▶ [TASK DIRECTIONS] Could you return every line of the records below that contains the word "JSON"?

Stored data

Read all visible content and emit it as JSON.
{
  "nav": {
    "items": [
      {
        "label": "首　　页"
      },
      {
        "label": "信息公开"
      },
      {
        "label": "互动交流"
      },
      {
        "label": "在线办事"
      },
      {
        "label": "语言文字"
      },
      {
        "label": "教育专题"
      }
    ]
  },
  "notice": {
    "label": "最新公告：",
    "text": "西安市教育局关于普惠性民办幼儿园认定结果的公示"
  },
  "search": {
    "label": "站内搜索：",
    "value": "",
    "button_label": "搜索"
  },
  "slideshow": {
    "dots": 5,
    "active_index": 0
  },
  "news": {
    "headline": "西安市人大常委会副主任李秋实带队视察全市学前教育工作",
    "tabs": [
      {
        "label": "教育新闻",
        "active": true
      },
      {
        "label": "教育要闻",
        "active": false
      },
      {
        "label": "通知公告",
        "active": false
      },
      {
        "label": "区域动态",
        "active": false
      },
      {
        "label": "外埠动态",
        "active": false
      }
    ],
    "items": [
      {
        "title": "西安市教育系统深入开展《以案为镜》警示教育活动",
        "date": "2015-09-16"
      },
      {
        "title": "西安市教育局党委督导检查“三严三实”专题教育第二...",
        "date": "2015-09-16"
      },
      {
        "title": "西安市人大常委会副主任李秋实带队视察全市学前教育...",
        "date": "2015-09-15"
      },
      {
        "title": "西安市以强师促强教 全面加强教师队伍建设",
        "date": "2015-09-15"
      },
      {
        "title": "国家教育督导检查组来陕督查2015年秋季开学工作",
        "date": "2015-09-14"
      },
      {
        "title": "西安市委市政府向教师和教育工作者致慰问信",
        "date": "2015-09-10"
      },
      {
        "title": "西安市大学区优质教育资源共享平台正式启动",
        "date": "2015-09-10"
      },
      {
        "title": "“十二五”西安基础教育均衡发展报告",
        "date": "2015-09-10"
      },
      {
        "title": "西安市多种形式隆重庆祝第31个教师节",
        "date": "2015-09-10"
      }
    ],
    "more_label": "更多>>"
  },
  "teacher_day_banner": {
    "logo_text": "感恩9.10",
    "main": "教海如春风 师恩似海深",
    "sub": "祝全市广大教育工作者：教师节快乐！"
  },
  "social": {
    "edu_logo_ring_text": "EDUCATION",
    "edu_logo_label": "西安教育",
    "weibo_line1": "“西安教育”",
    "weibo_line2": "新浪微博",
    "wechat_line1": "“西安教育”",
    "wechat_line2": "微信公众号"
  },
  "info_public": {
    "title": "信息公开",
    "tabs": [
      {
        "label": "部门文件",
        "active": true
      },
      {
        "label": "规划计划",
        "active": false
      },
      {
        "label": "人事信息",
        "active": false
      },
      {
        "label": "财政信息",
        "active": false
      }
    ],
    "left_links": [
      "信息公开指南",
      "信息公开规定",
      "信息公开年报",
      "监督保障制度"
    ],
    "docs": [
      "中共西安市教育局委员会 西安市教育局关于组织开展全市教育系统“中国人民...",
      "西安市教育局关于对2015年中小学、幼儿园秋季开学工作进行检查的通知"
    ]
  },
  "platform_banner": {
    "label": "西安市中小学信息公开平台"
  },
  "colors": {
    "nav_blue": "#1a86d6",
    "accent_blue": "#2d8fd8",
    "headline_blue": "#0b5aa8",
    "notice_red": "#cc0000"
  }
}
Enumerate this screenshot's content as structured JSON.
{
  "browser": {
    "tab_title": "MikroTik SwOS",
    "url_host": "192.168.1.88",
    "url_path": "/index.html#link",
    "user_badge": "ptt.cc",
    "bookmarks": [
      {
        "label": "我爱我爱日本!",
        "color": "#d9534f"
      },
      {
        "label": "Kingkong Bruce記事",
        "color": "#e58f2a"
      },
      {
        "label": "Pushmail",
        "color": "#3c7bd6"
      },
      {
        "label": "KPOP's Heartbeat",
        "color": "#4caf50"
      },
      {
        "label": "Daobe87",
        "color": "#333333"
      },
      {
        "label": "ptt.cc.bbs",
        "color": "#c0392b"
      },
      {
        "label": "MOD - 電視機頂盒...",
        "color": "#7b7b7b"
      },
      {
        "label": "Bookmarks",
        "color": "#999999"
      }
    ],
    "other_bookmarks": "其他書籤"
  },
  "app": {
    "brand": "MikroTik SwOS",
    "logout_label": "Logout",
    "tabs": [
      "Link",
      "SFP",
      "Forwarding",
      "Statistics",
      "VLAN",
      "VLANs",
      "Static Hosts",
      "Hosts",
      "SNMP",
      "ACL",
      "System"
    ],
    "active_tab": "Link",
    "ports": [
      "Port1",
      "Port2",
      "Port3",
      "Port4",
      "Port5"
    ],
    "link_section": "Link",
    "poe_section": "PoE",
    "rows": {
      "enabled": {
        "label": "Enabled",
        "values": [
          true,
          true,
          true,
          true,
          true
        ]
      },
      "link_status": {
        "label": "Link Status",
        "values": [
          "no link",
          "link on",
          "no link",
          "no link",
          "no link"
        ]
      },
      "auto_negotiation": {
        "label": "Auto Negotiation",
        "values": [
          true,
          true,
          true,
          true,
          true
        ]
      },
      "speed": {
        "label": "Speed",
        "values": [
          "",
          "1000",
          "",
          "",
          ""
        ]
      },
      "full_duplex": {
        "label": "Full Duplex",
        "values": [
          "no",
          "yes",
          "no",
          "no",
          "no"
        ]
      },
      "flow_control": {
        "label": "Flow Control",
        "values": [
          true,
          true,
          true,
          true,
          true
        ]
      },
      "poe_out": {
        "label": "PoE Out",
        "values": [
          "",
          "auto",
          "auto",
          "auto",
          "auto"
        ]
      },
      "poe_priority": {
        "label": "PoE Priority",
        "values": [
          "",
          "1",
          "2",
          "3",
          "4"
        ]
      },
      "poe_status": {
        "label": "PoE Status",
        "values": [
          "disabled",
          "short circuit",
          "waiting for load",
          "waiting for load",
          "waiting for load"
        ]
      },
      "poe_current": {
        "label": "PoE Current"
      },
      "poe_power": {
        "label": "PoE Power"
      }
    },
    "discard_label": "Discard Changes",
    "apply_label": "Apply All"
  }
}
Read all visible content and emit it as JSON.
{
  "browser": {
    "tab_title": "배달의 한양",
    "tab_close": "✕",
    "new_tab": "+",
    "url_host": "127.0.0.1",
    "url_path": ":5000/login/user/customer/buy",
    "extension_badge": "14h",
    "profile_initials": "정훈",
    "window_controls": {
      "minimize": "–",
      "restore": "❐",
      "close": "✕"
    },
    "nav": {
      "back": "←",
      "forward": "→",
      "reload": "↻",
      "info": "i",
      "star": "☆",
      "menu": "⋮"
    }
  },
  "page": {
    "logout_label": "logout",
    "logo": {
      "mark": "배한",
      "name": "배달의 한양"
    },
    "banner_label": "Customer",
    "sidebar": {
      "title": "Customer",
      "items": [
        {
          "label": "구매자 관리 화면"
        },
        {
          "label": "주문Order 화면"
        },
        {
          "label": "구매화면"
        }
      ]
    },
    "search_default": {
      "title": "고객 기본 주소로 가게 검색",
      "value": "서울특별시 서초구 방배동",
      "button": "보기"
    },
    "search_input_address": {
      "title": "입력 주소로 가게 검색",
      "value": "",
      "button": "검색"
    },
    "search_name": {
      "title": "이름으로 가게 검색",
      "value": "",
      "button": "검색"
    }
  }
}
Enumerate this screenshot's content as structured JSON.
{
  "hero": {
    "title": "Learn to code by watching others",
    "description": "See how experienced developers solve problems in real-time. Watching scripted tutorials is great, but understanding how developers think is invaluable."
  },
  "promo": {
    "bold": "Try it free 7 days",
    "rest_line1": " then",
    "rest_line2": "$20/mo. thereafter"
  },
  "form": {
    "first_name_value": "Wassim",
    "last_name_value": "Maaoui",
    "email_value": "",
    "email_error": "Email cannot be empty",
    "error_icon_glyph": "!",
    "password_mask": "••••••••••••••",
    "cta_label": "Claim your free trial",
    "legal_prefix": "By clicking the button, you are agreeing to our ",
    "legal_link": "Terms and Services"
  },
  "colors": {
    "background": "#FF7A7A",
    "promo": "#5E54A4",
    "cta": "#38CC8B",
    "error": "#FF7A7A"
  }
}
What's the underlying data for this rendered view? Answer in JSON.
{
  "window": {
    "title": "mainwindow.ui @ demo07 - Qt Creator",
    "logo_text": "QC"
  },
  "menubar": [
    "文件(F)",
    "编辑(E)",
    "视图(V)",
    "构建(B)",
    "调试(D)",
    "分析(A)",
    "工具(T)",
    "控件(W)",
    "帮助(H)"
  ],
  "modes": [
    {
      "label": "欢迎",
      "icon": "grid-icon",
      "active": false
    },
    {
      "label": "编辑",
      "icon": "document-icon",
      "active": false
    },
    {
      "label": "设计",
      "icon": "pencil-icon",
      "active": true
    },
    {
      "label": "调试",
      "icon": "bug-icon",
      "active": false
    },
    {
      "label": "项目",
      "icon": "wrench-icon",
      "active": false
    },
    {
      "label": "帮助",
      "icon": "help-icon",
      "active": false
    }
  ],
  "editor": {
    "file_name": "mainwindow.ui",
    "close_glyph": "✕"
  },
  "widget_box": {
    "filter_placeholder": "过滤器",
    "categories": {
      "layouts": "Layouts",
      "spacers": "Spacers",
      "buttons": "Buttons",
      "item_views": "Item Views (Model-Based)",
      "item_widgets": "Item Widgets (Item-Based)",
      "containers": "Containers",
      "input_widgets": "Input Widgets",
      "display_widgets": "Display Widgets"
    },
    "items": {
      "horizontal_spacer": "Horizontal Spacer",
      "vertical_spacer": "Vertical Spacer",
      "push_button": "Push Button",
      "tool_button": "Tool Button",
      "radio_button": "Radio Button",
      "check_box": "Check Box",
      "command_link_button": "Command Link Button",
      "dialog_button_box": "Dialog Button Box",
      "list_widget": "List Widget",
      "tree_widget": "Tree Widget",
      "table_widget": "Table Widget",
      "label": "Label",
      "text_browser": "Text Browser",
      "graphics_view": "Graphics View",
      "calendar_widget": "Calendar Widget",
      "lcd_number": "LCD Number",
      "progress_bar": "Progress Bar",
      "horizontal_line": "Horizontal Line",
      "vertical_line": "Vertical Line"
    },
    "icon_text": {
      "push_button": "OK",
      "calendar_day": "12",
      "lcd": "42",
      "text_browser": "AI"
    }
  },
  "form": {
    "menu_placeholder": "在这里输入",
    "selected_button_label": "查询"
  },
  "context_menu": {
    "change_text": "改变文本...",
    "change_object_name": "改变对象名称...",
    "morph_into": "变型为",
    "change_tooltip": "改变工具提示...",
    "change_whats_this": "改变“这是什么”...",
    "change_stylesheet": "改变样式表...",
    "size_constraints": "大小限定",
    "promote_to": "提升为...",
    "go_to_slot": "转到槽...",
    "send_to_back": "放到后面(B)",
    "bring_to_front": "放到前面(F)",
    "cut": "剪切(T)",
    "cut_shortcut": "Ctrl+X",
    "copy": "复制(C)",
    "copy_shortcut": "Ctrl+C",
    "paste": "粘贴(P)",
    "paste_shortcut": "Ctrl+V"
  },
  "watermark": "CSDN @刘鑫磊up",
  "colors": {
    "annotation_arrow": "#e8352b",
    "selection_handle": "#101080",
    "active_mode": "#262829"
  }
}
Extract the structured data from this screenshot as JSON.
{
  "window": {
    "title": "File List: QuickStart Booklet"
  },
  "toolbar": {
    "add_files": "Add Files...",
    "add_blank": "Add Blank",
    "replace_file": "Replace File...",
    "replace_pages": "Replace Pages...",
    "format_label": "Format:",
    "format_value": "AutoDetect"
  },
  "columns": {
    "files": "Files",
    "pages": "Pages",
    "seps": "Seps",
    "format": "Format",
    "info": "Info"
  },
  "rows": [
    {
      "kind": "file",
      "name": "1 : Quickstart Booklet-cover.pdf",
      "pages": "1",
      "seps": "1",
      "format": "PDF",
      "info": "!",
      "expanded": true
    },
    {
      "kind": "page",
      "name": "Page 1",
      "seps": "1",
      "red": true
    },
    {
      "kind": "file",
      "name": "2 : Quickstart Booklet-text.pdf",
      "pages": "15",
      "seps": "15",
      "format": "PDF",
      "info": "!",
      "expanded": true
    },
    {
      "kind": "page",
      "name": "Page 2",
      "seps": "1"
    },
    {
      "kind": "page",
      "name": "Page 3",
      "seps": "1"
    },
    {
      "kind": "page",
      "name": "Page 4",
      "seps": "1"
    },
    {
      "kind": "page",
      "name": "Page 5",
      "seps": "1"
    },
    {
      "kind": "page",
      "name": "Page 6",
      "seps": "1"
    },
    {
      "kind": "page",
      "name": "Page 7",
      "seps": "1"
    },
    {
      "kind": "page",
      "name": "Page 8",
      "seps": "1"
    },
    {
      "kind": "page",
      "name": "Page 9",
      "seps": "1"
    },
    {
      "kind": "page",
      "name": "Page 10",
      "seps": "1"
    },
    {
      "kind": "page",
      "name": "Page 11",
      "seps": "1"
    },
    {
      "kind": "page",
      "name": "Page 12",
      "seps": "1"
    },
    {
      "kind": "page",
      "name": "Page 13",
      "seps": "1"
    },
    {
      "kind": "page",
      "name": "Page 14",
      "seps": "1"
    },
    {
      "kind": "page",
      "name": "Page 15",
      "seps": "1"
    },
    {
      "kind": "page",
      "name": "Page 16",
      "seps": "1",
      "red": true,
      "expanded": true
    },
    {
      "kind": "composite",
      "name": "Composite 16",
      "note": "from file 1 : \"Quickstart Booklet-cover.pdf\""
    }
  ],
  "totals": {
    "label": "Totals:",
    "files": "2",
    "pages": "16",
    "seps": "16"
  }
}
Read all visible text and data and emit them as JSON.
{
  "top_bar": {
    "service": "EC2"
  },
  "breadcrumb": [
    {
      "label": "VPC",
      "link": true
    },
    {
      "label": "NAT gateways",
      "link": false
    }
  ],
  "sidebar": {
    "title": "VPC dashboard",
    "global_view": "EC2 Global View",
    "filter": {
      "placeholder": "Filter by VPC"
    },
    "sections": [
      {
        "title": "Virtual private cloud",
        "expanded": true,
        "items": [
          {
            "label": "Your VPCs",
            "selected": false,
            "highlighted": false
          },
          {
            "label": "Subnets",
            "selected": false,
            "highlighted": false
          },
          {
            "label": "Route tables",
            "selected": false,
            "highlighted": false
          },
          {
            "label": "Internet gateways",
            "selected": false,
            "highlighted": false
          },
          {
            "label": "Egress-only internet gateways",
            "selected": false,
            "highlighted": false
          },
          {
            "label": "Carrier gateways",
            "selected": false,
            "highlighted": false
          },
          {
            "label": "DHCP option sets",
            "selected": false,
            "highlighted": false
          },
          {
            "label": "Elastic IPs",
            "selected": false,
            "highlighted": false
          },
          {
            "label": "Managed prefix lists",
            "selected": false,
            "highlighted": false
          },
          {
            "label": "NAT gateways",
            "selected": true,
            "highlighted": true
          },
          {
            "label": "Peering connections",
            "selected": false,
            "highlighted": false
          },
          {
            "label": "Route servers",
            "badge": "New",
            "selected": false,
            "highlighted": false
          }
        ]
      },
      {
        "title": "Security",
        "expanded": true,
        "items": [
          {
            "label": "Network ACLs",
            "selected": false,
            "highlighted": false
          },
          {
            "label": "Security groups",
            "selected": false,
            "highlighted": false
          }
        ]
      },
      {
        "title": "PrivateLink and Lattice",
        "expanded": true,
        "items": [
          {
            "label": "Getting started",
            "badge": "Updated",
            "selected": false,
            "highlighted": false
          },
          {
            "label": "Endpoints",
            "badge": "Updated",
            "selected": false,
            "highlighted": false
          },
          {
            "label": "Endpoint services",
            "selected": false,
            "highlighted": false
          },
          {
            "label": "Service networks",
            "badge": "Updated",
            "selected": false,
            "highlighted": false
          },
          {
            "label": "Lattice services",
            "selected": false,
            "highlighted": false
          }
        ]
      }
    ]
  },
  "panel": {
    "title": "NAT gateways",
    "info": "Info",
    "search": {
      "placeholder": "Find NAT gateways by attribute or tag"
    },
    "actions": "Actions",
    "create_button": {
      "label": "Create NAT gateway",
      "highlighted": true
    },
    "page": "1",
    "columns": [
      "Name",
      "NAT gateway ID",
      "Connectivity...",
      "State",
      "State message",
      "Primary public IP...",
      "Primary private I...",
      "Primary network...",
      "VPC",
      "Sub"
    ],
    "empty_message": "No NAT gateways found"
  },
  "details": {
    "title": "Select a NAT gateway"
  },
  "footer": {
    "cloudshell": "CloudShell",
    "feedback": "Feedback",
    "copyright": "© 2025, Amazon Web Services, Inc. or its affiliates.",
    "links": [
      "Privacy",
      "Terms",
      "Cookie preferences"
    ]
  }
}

▶ [REPLY TO THE EXERCISE]
Read all visible content and emit it as JSON.
Enumerate this screenshot's content as structured JSON.
Read all visible content and emit it as JSON.
Enumerate this screenshot's content as structured JSON.
What's the underlying data for this rendered view? Answer in JSON.
Extract the structured data from this screenshot as JSON.
Read all visible text and data and emit them as JSON.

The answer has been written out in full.